Plans to transform one of the largest city centre brownfield sites in the UK will power York’s economy into the future, the development partnership behind the scheme has claimed.
York Central Partnership has submitted an application to transform an underused part of the city centre.
The organisation hopes to create new residential, cultural and business neighbourhoods in the heart of York.
The York Central masterplan also includes an expansion of the National Railway Museum and a new western concourse and access to York Railway Station.
Up to 2,500 homes would also be built as part of the redevelopment as well as a new access road and cycling points.
Tamsin Hart-Jones, inset, project lead from York Central Partnership, said: “The development will power York’s economy into the future, helping to provide the homes the city needs and grow its economy by 20 per cent.
“It is expected to add over £1.16bn to the city’s GVA [gross added value] and create around 6,500 jobs once complete.”
The application for York Central marks the culmination of an extensive planning and engagement process that began back in 2016.
The scheme, should it get the green light, would provide much needed commercial space, according to Ms Hart-Jones.
She said: “York Central has the potential to deliver major economic growth for York by creating a new high-quality commercial quarter with its own entrance to the city’s railway station.
“Currently, York’s city centre office market supply is restricted by the historic nature of its traditional core.
“It is vital that this opportunity is taken to attract growing sectors such as technology, rail, biomedical industries, financial services, university facilities and creative industries in line with the city’s wider economic objectives.
“The new commercial hub will offer up to 112,000 square metres of commercial floorspace including new much-needed Grade A offices for the city as well as more flexible workspaces for smaller businesses and start-ups.
“Other businesses including hotels, shops, bars and cafes will also fit well in the site and cater for the new and existing residents and workers, with spaces for creative activities.
“This will be complemented by an expanded National Railway Museum creating the cultural heart of the development.
“The site has also been awarded ‘Enterprise Zone’ status which will offer commercial occupiers significant incentives for being based on the site.”
York Central is a collaborative partnership between Homes England, Network Rail, the City of York Council and the National Railway Museum.
Once validated the application for the site will undergo a 30-day statutory consultation period as part of the planning process, giving people a chance to make their views known on the development.

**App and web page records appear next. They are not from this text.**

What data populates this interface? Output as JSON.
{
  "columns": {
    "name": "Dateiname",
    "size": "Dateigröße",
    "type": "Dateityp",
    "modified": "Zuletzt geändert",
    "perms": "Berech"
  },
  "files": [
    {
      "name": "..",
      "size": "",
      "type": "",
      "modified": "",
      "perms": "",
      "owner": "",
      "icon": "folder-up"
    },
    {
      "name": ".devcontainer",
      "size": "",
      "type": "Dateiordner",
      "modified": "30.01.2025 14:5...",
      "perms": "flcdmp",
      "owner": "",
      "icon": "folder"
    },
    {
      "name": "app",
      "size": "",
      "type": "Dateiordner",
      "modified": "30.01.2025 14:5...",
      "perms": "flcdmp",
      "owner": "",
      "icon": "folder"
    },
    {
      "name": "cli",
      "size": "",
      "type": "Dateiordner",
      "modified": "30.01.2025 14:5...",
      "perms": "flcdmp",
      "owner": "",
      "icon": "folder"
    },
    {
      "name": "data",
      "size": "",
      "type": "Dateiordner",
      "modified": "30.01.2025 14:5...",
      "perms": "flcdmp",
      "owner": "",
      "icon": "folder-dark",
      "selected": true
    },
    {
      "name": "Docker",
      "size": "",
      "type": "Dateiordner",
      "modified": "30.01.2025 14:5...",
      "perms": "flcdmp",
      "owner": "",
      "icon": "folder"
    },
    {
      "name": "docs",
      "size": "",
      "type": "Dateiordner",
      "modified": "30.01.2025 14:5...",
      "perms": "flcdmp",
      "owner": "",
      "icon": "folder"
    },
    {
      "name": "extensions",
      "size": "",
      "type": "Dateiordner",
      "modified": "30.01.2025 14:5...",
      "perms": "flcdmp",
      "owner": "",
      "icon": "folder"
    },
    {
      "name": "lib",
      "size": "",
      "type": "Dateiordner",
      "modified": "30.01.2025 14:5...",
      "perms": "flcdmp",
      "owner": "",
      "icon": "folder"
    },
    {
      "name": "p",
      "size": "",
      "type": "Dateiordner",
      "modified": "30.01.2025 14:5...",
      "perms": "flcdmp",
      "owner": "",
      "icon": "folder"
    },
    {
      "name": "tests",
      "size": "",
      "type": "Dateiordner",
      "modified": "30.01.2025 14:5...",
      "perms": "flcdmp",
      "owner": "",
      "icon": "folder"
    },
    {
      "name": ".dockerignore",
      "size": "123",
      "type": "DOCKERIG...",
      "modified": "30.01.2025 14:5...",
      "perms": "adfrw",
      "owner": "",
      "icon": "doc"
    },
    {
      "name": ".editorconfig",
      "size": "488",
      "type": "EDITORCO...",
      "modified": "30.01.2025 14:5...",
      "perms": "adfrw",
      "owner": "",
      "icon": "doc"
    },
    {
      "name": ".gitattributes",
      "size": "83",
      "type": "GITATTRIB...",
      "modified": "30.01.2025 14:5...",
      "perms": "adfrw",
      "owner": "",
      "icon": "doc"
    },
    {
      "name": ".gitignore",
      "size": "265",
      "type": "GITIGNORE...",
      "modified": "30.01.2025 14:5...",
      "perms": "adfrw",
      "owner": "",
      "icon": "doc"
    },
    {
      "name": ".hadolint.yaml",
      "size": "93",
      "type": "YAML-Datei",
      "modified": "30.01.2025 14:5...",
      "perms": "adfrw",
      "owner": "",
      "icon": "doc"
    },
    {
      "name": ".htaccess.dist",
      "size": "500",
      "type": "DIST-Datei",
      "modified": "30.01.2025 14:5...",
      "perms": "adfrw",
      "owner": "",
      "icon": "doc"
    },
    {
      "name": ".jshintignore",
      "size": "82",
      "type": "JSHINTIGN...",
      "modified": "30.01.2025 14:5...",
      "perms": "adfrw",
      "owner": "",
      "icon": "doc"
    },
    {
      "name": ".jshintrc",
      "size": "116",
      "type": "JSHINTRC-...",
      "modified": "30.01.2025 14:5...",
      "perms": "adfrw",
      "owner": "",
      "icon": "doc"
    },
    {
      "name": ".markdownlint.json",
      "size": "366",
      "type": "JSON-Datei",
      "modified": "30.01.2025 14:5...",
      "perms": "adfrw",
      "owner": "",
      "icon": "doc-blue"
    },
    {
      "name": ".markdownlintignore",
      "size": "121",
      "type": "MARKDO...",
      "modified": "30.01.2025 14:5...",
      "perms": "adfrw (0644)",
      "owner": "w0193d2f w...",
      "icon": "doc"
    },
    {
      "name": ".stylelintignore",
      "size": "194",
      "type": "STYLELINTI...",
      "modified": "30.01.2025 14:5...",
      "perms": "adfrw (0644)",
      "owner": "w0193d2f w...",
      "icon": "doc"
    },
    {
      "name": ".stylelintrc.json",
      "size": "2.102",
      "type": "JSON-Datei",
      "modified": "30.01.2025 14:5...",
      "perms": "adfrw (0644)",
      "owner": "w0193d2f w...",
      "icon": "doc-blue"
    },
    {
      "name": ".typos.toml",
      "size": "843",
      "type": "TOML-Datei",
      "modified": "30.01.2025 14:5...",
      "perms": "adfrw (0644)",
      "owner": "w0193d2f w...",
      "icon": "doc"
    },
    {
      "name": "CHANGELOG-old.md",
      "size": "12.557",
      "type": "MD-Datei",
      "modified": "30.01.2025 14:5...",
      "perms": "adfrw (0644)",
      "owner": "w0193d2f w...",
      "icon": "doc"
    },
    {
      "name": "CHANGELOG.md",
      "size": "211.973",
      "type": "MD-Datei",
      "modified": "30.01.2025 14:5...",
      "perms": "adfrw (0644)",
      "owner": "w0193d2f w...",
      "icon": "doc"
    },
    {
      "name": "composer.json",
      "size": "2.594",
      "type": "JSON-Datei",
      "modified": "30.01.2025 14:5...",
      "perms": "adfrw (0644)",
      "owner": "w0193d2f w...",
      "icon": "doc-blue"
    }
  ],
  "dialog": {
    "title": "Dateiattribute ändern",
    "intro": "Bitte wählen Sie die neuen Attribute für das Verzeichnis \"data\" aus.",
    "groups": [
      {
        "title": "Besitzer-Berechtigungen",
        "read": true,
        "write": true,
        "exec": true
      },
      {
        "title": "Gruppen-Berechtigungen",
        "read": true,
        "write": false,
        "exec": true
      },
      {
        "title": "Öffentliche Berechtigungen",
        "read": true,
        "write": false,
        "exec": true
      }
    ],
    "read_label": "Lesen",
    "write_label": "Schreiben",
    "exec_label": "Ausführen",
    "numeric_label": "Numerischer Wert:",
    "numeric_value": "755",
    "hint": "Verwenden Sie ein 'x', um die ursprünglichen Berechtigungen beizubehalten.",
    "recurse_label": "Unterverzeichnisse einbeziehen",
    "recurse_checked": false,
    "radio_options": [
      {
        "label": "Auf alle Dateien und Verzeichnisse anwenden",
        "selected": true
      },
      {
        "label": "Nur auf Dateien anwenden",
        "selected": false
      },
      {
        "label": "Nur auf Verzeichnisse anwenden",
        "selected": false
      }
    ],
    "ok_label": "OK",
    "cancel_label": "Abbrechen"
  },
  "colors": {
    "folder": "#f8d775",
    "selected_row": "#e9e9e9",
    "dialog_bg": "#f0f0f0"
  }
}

If York Central is given the green light, it will take around 15 to 20 years to deliver the development as a whole and the work will be phased.
“In the short term, subject to the partnership’s outline planning application being approved, work will begin on site in 2019 to create the main spine road,” Ms Hart-Jones said.
Ms Hart-Jones added that the greatest challenge will be getting the initial infrastructure in place including the spine road as the site is rail-locked.